CNBC’s on-air editor Rick Santelli tore apart the Federal Reserve following the devastating report that inflation spiked to 7.5 percent for the highest level in forty years.
Santelli ripped the Fed for its lackluster approach to fighting inflation along with Leuthold Group Chief Investment Strategist Jim Paulsen's seemingly out-of-touch positive prediction on the U.S inflation outlook during the Feb. 10 edition of Squawk Box. Paulsen predicted that inflation will recede from 7.5 percent towards the end of the year down to around three and a half percent and four percent as the economy opens up and the Fed tightens monetary policy.

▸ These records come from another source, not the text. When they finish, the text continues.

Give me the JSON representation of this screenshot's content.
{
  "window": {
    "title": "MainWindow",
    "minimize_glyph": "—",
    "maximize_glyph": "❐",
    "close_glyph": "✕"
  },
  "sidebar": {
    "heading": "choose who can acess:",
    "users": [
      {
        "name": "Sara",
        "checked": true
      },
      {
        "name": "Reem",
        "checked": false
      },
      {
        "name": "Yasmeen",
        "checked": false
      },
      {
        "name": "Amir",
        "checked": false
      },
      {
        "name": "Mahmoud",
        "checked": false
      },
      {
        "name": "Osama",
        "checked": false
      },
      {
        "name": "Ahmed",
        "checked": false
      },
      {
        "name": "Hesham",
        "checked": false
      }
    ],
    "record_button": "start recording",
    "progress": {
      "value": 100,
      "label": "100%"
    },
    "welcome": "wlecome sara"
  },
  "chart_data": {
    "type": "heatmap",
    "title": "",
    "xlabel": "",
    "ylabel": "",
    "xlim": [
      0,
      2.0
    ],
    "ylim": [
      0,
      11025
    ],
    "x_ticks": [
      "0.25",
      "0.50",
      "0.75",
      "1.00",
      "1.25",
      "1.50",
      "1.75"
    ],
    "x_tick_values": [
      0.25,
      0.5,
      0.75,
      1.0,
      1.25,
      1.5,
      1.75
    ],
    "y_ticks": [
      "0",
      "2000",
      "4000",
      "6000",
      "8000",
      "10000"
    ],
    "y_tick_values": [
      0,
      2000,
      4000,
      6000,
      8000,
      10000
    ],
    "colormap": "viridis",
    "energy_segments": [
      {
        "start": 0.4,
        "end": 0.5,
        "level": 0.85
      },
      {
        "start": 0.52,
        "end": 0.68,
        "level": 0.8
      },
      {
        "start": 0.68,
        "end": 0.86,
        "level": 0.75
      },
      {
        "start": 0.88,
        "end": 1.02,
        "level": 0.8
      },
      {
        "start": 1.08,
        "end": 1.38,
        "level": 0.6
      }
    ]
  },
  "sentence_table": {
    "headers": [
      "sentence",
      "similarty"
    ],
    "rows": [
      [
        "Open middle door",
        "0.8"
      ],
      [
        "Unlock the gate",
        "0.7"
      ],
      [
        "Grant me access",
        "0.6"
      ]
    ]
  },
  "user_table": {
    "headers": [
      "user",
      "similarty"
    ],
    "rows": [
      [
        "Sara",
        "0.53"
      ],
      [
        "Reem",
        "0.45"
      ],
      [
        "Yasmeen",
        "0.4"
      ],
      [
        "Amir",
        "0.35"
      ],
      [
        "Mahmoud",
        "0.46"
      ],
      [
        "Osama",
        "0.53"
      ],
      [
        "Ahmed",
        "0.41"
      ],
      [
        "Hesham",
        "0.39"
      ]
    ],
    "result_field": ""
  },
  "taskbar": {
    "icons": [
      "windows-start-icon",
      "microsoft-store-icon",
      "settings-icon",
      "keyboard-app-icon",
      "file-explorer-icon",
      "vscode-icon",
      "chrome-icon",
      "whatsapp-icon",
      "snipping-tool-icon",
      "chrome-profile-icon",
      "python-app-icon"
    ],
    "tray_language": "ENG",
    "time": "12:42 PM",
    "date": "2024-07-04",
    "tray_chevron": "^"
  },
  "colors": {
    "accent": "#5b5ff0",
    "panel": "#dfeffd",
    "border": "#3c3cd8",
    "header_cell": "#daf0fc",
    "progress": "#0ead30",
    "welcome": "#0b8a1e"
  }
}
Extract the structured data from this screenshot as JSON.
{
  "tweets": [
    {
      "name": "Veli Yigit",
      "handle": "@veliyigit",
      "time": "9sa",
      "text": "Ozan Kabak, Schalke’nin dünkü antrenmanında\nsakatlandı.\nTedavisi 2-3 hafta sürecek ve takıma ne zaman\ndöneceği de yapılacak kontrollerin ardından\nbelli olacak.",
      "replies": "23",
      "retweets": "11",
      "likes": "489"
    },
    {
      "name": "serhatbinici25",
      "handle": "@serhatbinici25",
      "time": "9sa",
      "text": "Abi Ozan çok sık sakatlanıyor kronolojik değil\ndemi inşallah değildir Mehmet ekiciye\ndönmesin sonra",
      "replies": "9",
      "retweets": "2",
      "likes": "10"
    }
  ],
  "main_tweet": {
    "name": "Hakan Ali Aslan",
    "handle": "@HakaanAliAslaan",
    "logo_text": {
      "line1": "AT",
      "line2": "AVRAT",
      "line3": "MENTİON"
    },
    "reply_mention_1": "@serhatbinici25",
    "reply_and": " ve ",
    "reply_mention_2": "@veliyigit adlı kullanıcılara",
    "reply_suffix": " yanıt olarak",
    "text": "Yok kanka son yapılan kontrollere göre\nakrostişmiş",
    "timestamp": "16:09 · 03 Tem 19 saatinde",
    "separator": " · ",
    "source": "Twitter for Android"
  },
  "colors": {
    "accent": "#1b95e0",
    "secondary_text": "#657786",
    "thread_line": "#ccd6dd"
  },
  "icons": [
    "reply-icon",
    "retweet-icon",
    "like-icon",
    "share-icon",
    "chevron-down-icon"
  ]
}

“I just love what [Paulson is] saying because I don’t really believe much of it, and I agree usually with everything he says.” Santelli then dropped the hammer on Paulsen’s argument: “Just because [inflation] came down from seven, the real issue is where it started [two percent], and I think that’s where everybody’s going to fall into this trap: ‘Oh my God lookit! Half of this inflation has disappeared!’ But it’s still significantly higher than pre-COVID!”
Santelli then turned on the Fed and let the institution have it: “Where’s the tightening been? Give me a break! We’re zero to 25. They’re still buying.” He continued: “I don’t see any tightening. I can’t imagine that you have a microscope bigger than mine.” He wouldn’t let up: “The Fed has done nothing! The Fed has done nothing! Blah blah blah blah blah.”
But CNBC senior economics reporter Steve Liesman took objection to Santelli’s rebuke and tried to be the PR guy for the Fed: “Rick, c’mon!” He continued: “Rick, there’s ninety basis points of tightening in the two-year” since Fed Chairman Jerome Powell pivoted on monetary policy. Santelli slapped Liesman’s argument down by noting that it’s the market that’s leading the charge on tightening, not the Fed: “The market’s doing it because the Fed is behind the curve,” Santelli retorted.
Surprisingly, Paulsen agreed with Santelli’s frustrations about the Fed: “I totally agree. The Fed has done absolutely nothing.” But Paulson still tried to prop up his view that the market running point on monetary tightening in the current economy would eventually ease inflationary pressures. Santelli, still not convinced, called out Paulsen for stating the obvious: “An economy that’s got to be slowed down, of course, is going to experience less pressures on the demand side. Of course! That’s the whole point of it!”